[Start of section]

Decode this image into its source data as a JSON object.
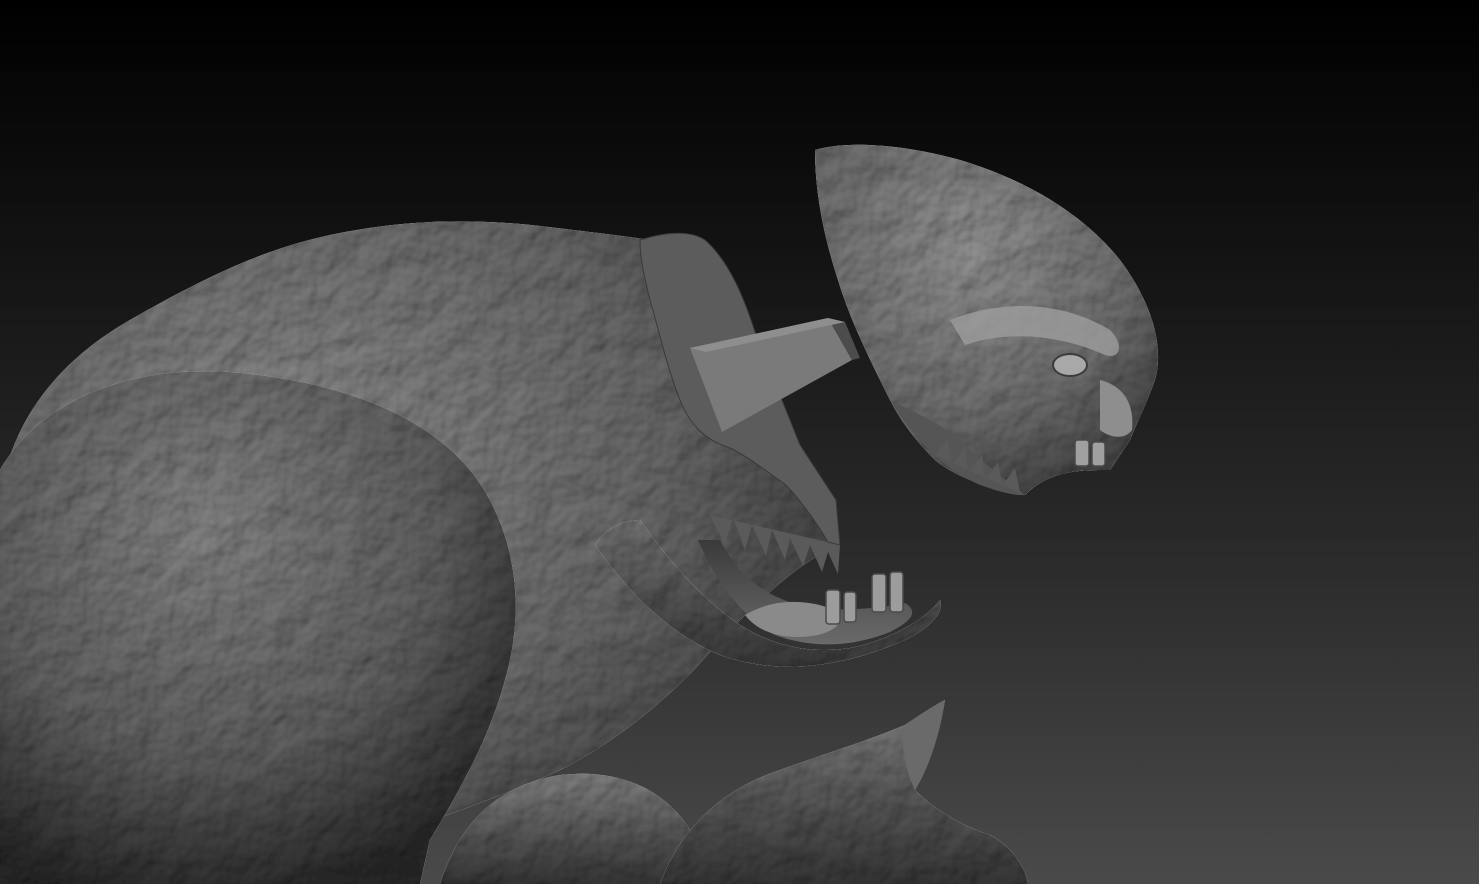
{
  "viewport": {
    "background_top": "#000000",
    "background_bottom": "#4a4a4a",
    "material_light": "#8a8a8a",
    "material_mid": "#686868",
    "material_dark": "#2e2e2e",
    "cut_face": "#5c5c5c"
  }
}
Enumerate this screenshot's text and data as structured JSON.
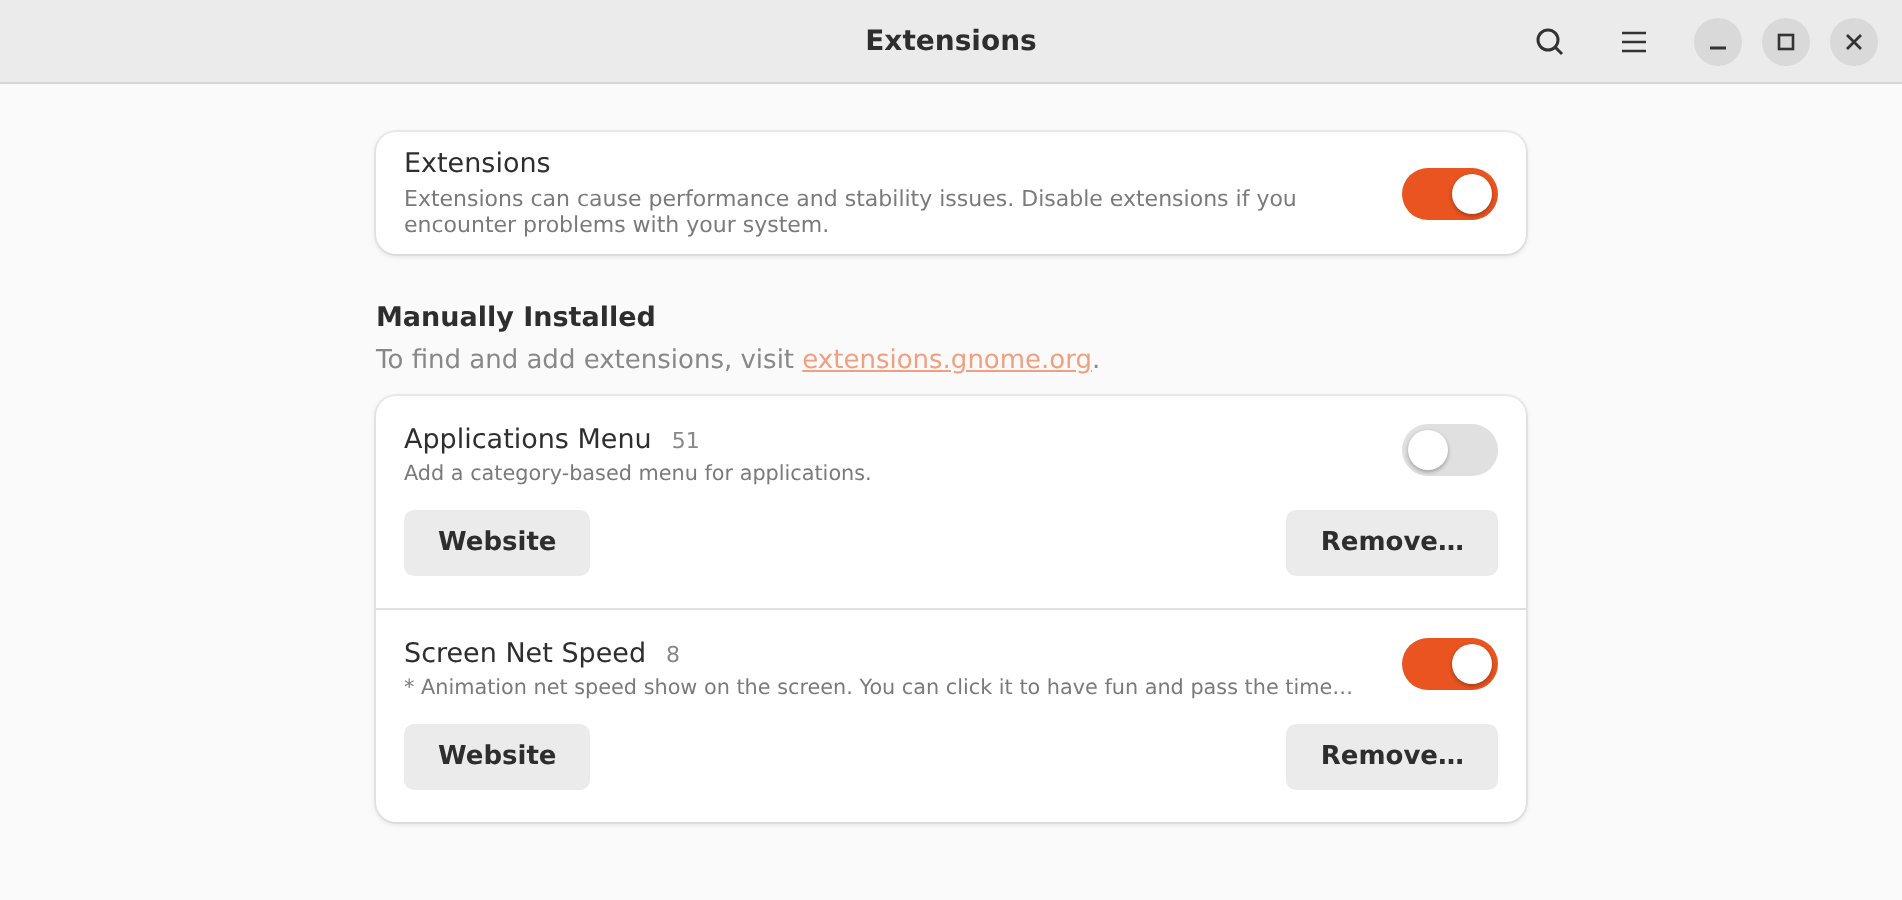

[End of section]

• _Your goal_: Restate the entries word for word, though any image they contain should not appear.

• _Reply to the exercise_:
Decode this image into its source data as a JSON object.
{
  "viewport": {
    "background_top": "#000000",
    "background_bottom": "#4a4a4a",
    "material_light": "#8a8a8a",
    "material_mid": "#686868",
    "material_dark": "#2e2e2e",
    "cut_face": "#5c5c5c"
  }
}
Enumerate this screenshot's text and data as structured JSON.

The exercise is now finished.